Counsel representing plaintiffs’ interests recently weighed in on the Eleventh Circuit Court of Appeals ruling in Adams v. Laboratory Corp. of America, which determined that industry guidelines on how plaintiff’s experts must review Pap tests in the litigation context could not be applied to assess the reliability of an expert witness’s testimony under Federal Rule of Evidence 702 and Daubert v. Merrill Dow Pharmaceuticals, Inc., 509 U.S. 579 (1993). Further details about the Adams opinion appear in the August 14, 2014, issue of this Report.
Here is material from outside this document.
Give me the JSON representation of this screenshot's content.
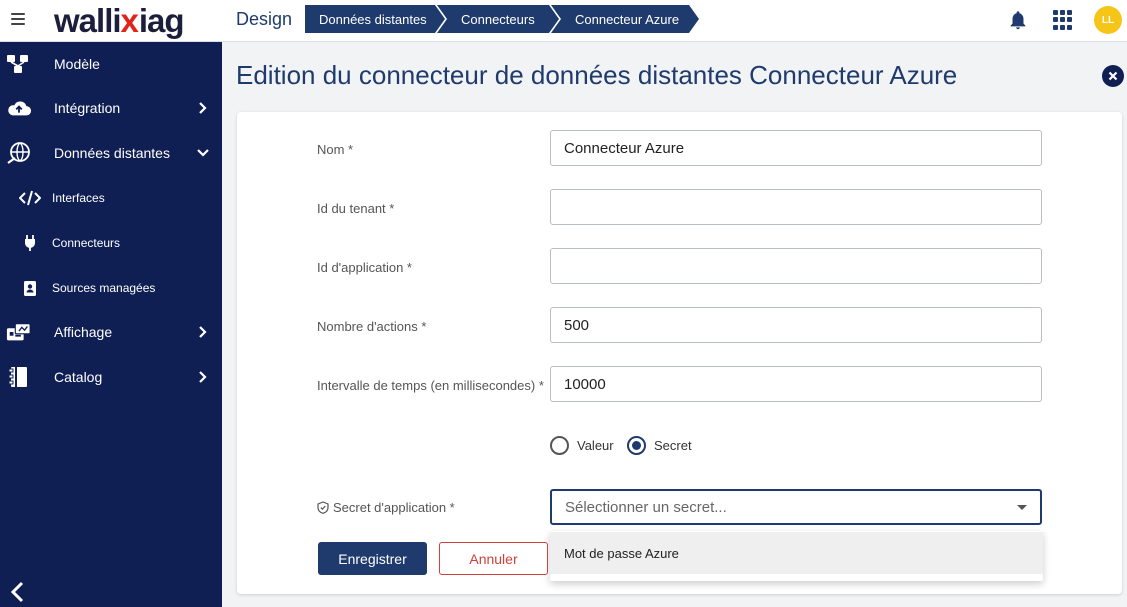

Some called the guidelines part of an “unprecedented attempt to limit access to the courts for women who are injured because of the negligent misreading of Pap smears.” Others indicated that the opinion will be helpful in persuading other courts that they should not “defer to professional groups with interest in the outcome of litigation.”
Some defense counsel argued that the Eleventh Circuit was wrong to criticize the professional societies that developed the guidelines, which were apparently designed to ensure that member testimony is “fair, reliable and represents the consensus of understanding within their community.” The College of American Pathologists (CAP), a group that prepared one of the guidelines on which the trial court based its decision to exclude the plaintiff expert’s testimony, reportedly indicated that it was “reviewing its policy” in light of Adams.
What particularly disturbed the Eleventh Circuit was that the rules applied only to plaintiffs’ experts; a plaintiff’s lawyer noted that they had not always been that way, and when drafted in 1998, the CAP rules were to apply to “both plaintiff and defense consultants and experts.” In 2000, when the American Society of Cytopathologists adopted its version, the group “dropped the requirement that experts who defend its members should reach their opinions in an unbiased or nonprejudicial manner.”
Harvard Medical School Associate Professor of Medicine Aaron Kesselheim, who is also an attorney, said that such guidelines can help professional societies self-regulate, but the trial court should not have used them as “a hard and fast exclusionary rule that would take the place of the judge’s judgment.” He supported the Eleventh Circuit’s decision and said it sent a “strong message to societies about guidelines that ‘cross the line’ and directly seek to position themselves inside litigation processes (which this court saw as beyond the scope of the medical professional societies) as well as to district courts about relying solely on these guidelines as the only way of assessing expertise.” See Bloomberg BNA Product Safety & Liability Reporter™, September 4, 2014.